…This is because great companies do not equal great investments. They must be bought at a cheap to reasonable price.
Looking at fund’s holdings helps you uncover names that you should be looking at and add to your watch list, not to buy it with your eyes closed thinking if your master has bought it, it must be right.
At the moment I have a list of investors that I like (you can see them here), each holds a concentrated portfolio of 20-30 holdings. That should give me roughly about 50-100 unique ideas to think about!
- Your experience with the company
In my opinion this has got to be the best source of ideas. It helps you tick the most important criteria of any long-term investing checklist: “do you like the product?”
This is also the best aspect of investing. Overall investing keeps you aware of your surroundings. You will pay attention to almost anything you come across. If your mom uses a particular skincare brand (Shiseido in the case of my mom) why don’t you go and check out the company’s website? Have you paid enough attention to the companies that manufacture things you use every day like the elevators that you climb up and down the Tube, the toothpaste you use every morning, the luxury car your friends like to talk about, the brands that your girlfriend likes to wear or the coffee shop that you love to go to?
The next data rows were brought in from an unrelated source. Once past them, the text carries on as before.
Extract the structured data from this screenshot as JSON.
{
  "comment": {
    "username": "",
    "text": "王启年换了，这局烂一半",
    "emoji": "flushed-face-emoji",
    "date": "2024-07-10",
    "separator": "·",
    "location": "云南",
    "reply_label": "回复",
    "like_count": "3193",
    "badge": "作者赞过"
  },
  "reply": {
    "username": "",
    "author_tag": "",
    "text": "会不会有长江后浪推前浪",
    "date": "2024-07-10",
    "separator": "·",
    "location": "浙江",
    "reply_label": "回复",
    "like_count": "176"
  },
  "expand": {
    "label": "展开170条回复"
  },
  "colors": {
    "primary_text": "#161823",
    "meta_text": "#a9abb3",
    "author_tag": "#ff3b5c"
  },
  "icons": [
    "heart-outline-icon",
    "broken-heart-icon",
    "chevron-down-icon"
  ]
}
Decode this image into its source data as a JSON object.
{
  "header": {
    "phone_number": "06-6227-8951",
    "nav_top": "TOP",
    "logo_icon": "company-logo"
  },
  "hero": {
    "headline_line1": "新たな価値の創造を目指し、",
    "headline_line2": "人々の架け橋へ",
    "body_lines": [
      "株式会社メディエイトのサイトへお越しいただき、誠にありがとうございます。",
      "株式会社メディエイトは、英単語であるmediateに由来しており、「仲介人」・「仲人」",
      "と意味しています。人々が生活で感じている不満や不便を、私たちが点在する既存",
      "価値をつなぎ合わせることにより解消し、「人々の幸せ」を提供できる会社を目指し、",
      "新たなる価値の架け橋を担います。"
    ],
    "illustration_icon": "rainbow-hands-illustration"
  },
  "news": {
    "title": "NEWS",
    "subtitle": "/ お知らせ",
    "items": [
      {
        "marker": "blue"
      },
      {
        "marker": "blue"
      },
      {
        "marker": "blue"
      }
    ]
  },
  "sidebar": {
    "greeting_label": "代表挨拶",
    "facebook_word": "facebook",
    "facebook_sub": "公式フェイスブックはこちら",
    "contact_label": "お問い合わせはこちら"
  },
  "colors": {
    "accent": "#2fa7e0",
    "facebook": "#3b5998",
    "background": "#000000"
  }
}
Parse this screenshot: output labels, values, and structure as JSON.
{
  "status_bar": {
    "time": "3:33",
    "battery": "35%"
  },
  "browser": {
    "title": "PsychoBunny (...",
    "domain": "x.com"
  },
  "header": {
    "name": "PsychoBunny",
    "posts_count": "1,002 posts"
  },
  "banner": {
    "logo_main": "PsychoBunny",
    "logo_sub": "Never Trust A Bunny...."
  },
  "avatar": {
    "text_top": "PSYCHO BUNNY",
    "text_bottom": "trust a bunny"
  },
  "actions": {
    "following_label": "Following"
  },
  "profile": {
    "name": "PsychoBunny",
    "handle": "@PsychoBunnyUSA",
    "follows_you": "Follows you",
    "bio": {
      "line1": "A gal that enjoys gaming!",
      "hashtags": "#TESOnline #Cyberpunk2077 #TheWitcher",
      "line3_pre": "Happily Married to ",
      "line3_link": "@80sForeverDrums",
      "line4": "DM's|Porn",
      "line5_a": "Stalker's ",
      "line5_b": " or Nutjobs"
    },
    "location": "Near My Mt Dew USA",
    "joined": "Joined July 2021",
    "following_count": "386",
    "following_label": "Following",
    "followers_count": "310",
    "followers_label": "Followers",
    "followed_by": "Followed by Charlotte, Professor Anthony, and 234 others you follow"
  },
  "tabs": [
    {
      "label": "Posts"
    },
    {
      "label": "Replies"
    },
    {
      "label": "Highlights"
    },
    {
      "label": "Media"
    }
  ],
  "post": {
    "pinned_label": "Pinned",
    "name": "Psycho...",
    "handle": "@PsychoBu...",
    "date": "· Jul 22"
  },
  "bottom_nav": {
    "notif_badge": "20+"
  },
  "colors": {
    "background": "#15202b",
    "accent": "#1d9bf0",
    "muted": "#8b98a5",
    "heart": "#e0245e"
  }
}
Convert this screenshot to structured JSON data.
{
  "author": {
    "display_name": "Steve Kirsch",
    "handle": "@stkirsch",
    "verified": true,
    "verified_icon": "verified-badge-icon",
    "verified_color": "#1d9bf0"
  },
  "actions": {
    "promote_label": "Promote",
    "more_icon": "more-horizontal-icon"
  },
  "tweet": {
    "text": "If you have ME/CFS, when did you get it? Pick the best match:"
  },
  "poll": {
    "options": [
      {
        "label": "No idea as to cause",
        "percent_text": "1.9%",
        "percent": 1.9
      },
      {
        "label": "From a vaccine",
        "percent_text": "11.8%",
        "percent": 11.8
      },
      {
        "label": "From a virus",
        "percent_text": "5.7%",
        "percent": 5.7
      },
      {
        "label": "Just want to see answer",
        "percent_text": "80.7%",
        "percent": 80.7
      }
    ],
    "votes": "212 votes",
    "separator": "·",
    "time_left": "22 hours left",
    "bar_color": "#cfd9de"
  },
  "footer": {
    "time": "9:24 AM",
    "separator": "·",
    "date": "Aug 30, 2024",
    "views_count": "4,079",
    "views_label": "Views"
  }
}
My most recent discovery was from today when I realised almost any door lock I came across had “Yale” or “Assa” branded on them…Googled it and Assa Abloy popped up – The biggest lock maker and the most successful lock/security system provider in the world! Why did I not think of this much earlier? Why did this never get featured on the news?!
Your experience with the product gives you so much confidence and conviction in a company. After all successful investing is all about having strong conviction.